→ **Records for the task**
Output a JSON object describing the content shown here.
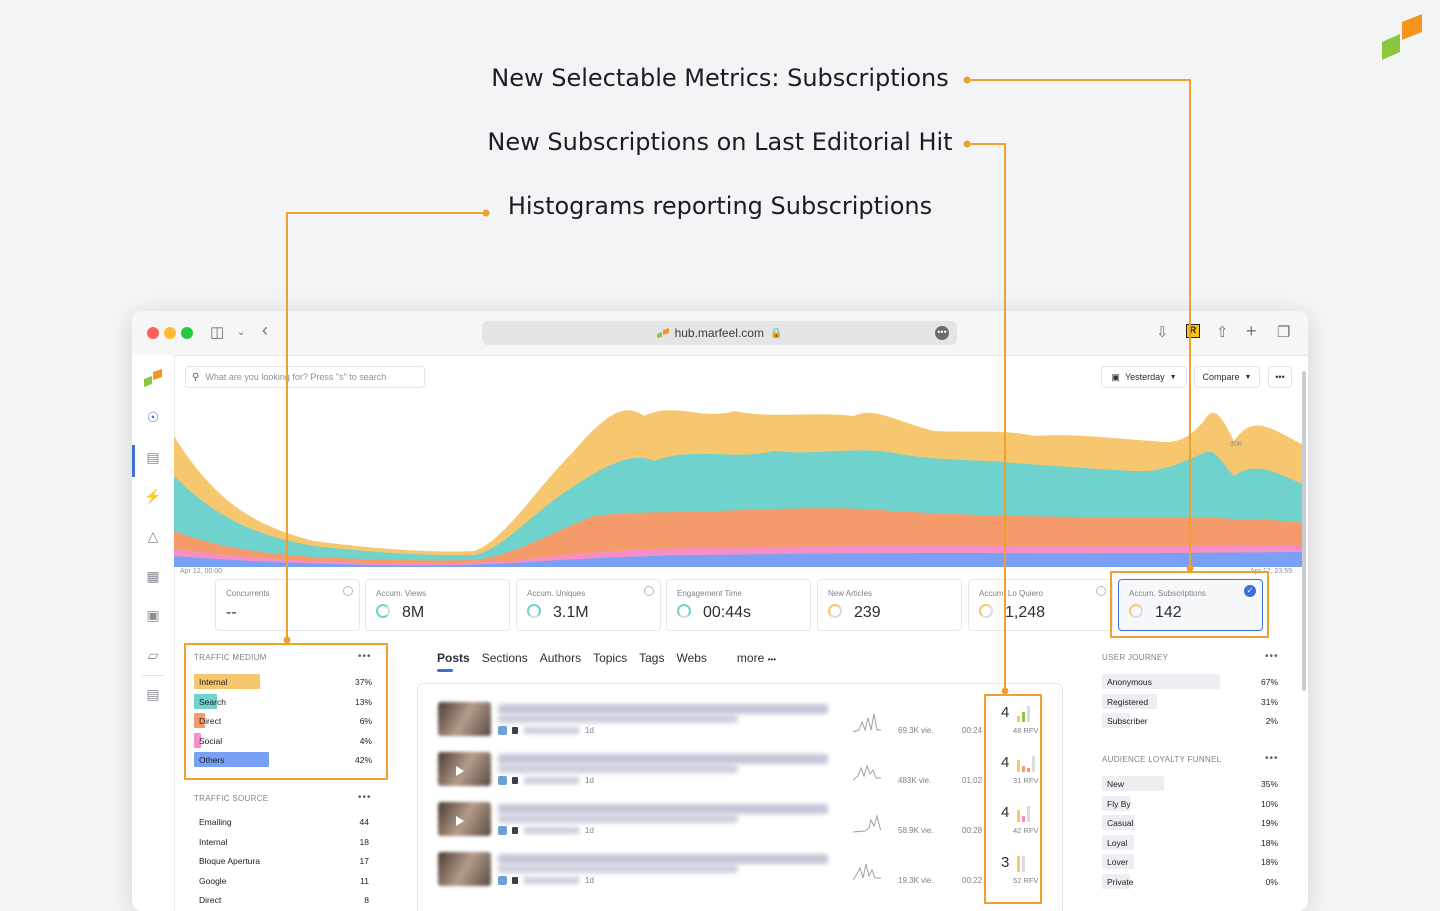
{
  "callouts": {
    "selectable_metrics": "New Selectable Metrics: Subscriptions",
    "subscriptions_last_hit": "New Subscriptions on Last Editorial Hit",
    "histograms": "Histograms reporting Subscriptions"
  },
  "colors": {
    "accent_orange": "#f0a030",
    "brand_green": "#8cc63f",
    "brand_orange": "#f7941d",
    "series_yellow": "#f6c76e",
    "series_teal": "#6fd2cc",
    "series_orange": "#f59b6b",
    "series_pink": "#f58fc5",
    "series_blue": "#7aa0f5",
    "active_blue": "#3f6fd8"
  },
  "browser": {
    "url": "hub.marfeel.com",
    "lock_icon": "lock-icon"
  },
  "toolbar": {
    "search_placeholder": "What are you looking for? Press \"s\" to search",
    "date_label": "Yesterday",
    "compare_label": "Compare",
    "more_label": "•••"
  },
  "chart": {
    "start_label": "Apr 12, 00:00",
    "end_label": "Apr 12, 23:59",
    "y_tick": "30K"
  },
  "kpis": [
    {
      "label": "Concurrents",
      "value": "--"
    },
    {
      "label": "Accum. Views",
      "value": "8M"
    },
    {
      "label": "Accum. Uniques",
      "value": "3.1M"
    },
    {
      "label": "Engagement Time",
      "value": "00:44s"
    },
    {
      "label": "New Articles",
      "value": "239"
    },
    {
      "label": "Accum. Lo Quiero",
      "value": "1,248"
    },
    {
      "label": "Accum. Subscriptions",
      "value": "142"
    }
  ],
  "traffic_medium": {
    "title": "TRAFFIC MEDIUM",
    "rows": [
      {
        "name": "Internal",
        "pct": "37%",
        "share": 0.37,
        "color": "#f6c76e"
      },
      {
        "name": "Search",
        "pct": "13%",
        "share": 0.13,
        "color": "#6fd2cc"
      },
      {
        "name": "Direct",
        "pct": "6%",
        "share": 0.06,
        "color": "#f59b6b"
      },
      {
        "name": "Social",
        "pct": "4%",
        "share": 0.04,
        "color": "#f58fc5"
      },
      {
        "name": "Others",
        "pct": "42%",
        "share": 0.42,
        "color": "#7aa0f5"
      }
    ]
  },
  "traffic_source": {
    "title": "TRAFFIC SOURCE",
    "rows": [
      {
        "name": "Emailing",
        "value": "44"
      },
      {
        "name": "Internal",
        "value": "18"
      },
      {
        "name": "Bloque Apertura",
        "value": "17"
      },
      {
        "name": "Google",
        "value": "11"
      },
      {
        "name": "Direct",
        "value": "8"
      }
    ]
  },
  "tabs": [
    "Posts",
    "Sections",
    "Authors",
    "Topics",
    "Tags",
    "Webs"
  ],
  "tabs_more": "more",
  "posts": [
    {
      "age": "1d",
      "views": "69.3K vie.",
      "time": "00:24",
      "subs": "4",
      "rfv": "48 RFV"
    },
    {
      "age": "1d",
      "views": "483K vie.",
      "time": "01:02",
      "subs": "4",
      "rfv": "31 RFV"
    },
    {
      "age": "1d",
      "views": "58.9K vie.",
      "time": "00:28",
      "subs": "4",
      "rfv": "42 RFV"
    },
    {
      "age": "1d",
      "views": "19.3K vie.",
      "time": "00:22",
      "subs": "3",
      "rfv": "52 RFV"
    }
  ],
  "user_journey": {
    "title": "USER JOURNEY",
    "rows": [
      {
        "name": "Anonymous",
        "pct": "67%",
        "share": 0.67
      },
      {
        "name": "Registered",
        "pct": "31%",
        "share": 0.31
      },
      {
        "name": "Subscriber",
        "pct": "2%",
        "share": 0.02
      }
    ]
  },
  "loyalty_funnel": {
    "title": "AUDIENCE LOYALTY FUNNEL",
    "rows": [
      {
        "name": "New",
        "pct": "35%",
        "share": 0.35
      },
      {
        "name": "Fly By",
        "pct": "10%",
        "share": 0.1
      },
      {
        "name": "Casual",
        "pct": "19%",
        "share": 0.19
      },
      {
        "name": "Loyal",
        "pct": "18%",
        "share": 0.18
      },
      {
        "name": "Lover",
        "pct": "18%",
        "share": 0.18
      },
      {
        "name": "Private",
        "pct": "0%",
        "share": 0.0
      }
    ]
  }
}
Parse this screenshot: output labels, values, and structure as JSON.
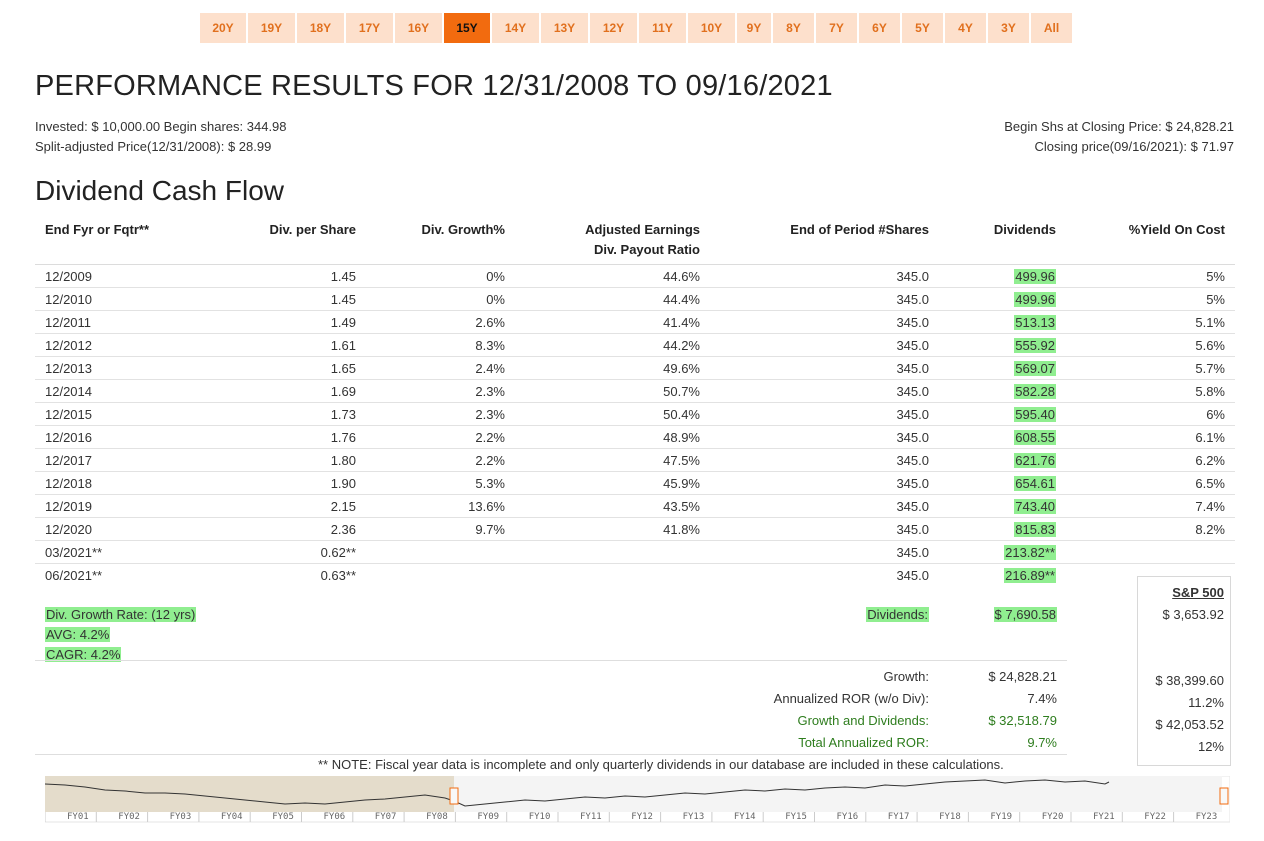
{
  "periods": [
    "20Y",
    "19Y",
    "18Y",
    "17Y",
    "16Y",
    "15Y",
    "14Y",
    "13Y",
    "12Y",
    "11Y",
    "10Y",
    "9Y",
    "8Y",
    "7Y",
    "6Y",
    "5Y",
    "4Y",
    "3Y",
    "All"
  ],
  "active_period": "15Y",
  "title": "PERFORMANCE RESULTS FOR 12/31/2008 TO 09/16/2021",
  "info": {
    "invested": "Invested: $ 10,000.00 Begin shares: 344.98",
    "split_price": "Split-adjusted Price(12/31/2008): $ 28.99",
    "begin_shs": "Begin Shs at Closing Price: $ 24,828.21",
    "closing_price": "Closing price(09/16/2021): $ 71.97"
  },
  "section_title": "Dividend Cash Flow",
  "columns": {
    "c1": "End Fyr or Fqtr**",
    "c2": "Div. per Share",
    "c3": "Div. Growth%",
    "c4a": "Adjusted Earnings",
    "c4b": "Div. Payout Ratio",
    "c5": "End of Period #Shares",
    "c6": "Dividends",
    "c7": "%Yield On Cost"
  },
  "rows": [
    {
      "period": "12/2009",
      "dps": "1.45",
      "growth": "0%",
      "payout": "44.6%",
      "shares": "345.0",
      "div": "499.96",
      "yoc": "5%"
    },
    {
      "period": "12/2010",
      "dps": "1.45",
      "growth": "0%",
      "payout": "44.4%",
      "shares": "345.0",
      "div": "499.96",
      "yoc": "5%"
    },
    {
      "period": "12/2011",
      "dps": "1.49",
      "growth": "2.6%",
      "payout": "41.4%",
      "shares": "345.0",
      "div": "513.13",
      "yoc": "5.1%"
    },
    {
      "period": "12/2012",
      "dps": "1.61",
      "growth": "8.3%",
      "payout": "44.2%",
      "shares": "345.0",
      "div": "555.92",
      "yoc": "5.6%"
    },
    {
      "period": "12/2013",
      "dps": "1.65",
      "growth": "2.4%",
      "payout": "49.6%",
      "shares": "345.0",
      "div": "569.07",
      "yoc": "5.7%"
    },
    {
      "period": "12/2014",
      "dps": "1.69",
      "growth": "2.3%",
      "payout": "50.7%",
      "shares": "345.0",
      "div": "582.28",
      "yoc": "5.8%"
    },
    {
      "period": "12/2015",
      "dps": "1.73",
      "growth": "2.3%",
      "payout": "50.4%",
      "shares": "345.0",
      "div": "595.40",
      "yoc": "6%"
    },
    {
      "period": "12/2016",
      "dps": "1.76",
      "growth": "2.2%",
      "payout": "48.9%",
      "shares": "345.0",
      "div": "608.55",
      "yoc": "6.1%"
    },
    {
      "period": "12/2017",
      "dps": "1.80",
      "growth": "2.2%",
      "payout": "47.5%",
      "shares": "345.0",
      "div": "621.76",
      "yoc": "6.2%"
    },
    {
      "period": "12/2018",
      "dps": "1.90",
      "growth": "5.3%",
      "payout": "45.9%",
      "shares": "345.0",
      "div": "654.61",
      "yoc": "6.5%"
    },
    {
      "period": "12/2019",
      "dps": "2.15",
      "growth": "13.6%",
      "payout": "43.5%",
      "shares": "345.0",
      "div": "743.40",
      "yoc": "7.4%"
    },
    {
      "period": "12/2020",
      "dps": "2.36",
      "growth": "9.7%",
      "payout": "41.8%",
      "shares": "345.0",
      "div": "815.83",
      "yoc": "8.2%"
    },
    {
      "period": "03/2021**",
      "dps": "0.62**",
      "growth": "",
      "payout": "",
      "shares": "345.0",
      "div": "213.82**",
      "yoc": ""
    },
    {
      "period": "06/2021**",
      "dps": "0.63**",
      "growth": "",
      "payout": "",
      "shares": "345.0",
      "div": "216.89**",
      "yoc": ""
    }
  ],
  "summary": {
    "growth_rate": "Div. Growth Rate: (12 yrs)",
    "avg": "AVG: 4.2%",
    "cagr": "CAGR: 4.2%",
    "dividends_label": "Dividends:",
    "dividends_value": "$ 7,690.58",
    "growth_label": "Growth:",
    "growth_value": "$ 24,828.21",
    "ann_ror_label": "Annualized ROR (w/o Div):",
    "ann_ror_value": "7.4%",
    "gd_label": "Growth and Dividends:",
    "gd_value": "$ 32,518.79",
    "total_ror_label": "Total Annualized ROR:",
    "total_ror_value": "9.7%"
  },
  "sp500": {
    "title": "S&P 500",
    "dividends": "$ 3,653.92",
    "growth": "$ 38,399.60",
    "ann_ror": "11.2%",
    "gd": "$ 42,053.52",
    "total_ror": "12%"
  },
  "note": "** NOTE: Fiscal year data is incomplete and only quarterly dividends in our database are included in these calculations.",
  "navigator": {
    "labels": [
      "FY01",
      "FY02",
      "FY03",
      "FY04",
      "FY05",
      "FY06",
      "FY07",
      "FY08",
      "FY09",
      "FY10",
      "FY11",
      "FY12",
      "FY13",
      "FY14",
      "FY15",
      "FY16",
      "FY17",
      "FY18",
      "FY19",
      "FY20",
      "FY21",
      "FY22",
      "FY23"
    ],
    "selected_from": "FY09",
    "selected_to": "FY23"
  },
  "colors": {
    "period_bg": "#fde0cc",
    "period_text": "#e1701e",
    "period_active": "#f26b0f",
    "highlight": "#90ee90",
    "green_text": "#2e7d1e"
  }
}
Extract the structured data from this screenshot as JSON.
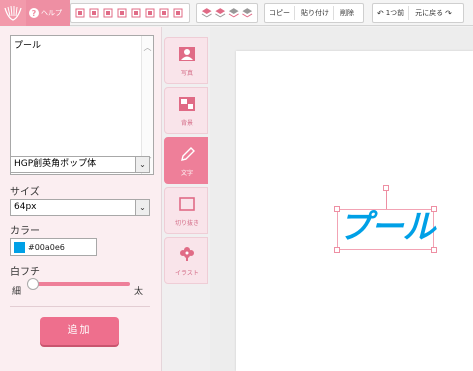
{
  "toolbar": {
    "help_label": "ヘルプ",
    "edit_buttons": [
      "コピー",
      "貼り付け",
      "削除"
    ],
    "history_buttons": [
      "1つ前",
      "元に戻る"
    ]
  },
  "left_panel": {
    "text_value": "プール",
    "font_select": "HGP創英角ポップ体",
    "size_label": "サイズ",
    "size_value": "64px",
    "color_label": "カラー",
    "color_value": "#00a0e6",
    "outline_label": "白フチ",
    "slider_min_label": "細",
    "slider_max_label": "太",
    "slider_level": 0,
    "add_button": "追加"
  },
  "tabs": [
    {
      "label": "写真",
      "icon": "photo-icon",
      "active": false
    },
    {
      "label": "背景",
      "icon": "background-icon",
      "active": false
    },
    {
      "label": "文字",
      "icon": "pencil-icon",
      "active": true
    },
    {
      "label": "切り抜き",
      "icon": "crop-icon",
      "active": false
    },
    {
      "label": "イラスト",
      "icon": "flower-icon",
      "active": false
    }
  ],
  "canvas": {
    "text": "プール",
    "text_color": "#00a0e6"
  },
  "colors": {
    "accent": "#ee7f99",
    "panel_bg": "#fbeef1"
  }
}
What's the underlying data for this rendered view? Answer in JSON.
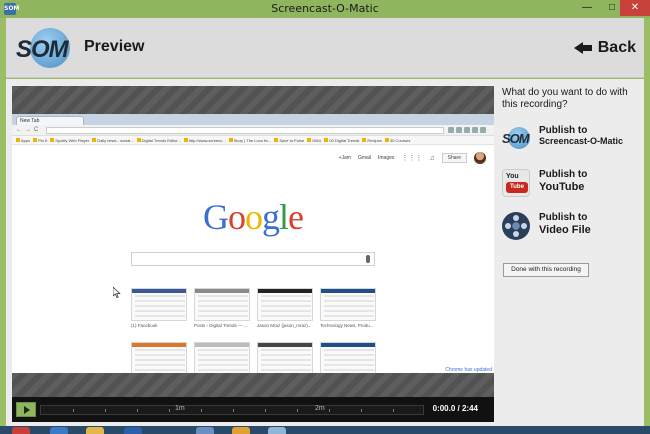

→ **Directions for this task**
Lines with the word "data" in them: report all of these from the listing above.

→ **Answer to this exercise**
  "note": "** NOTE: Fiscal year data is incomplete and only quarterly dividends in our database are included in these calculations.",
Extract the structured data from this screenshot as JSON.
What's the underlying data for this rendered view? Answer in JSON.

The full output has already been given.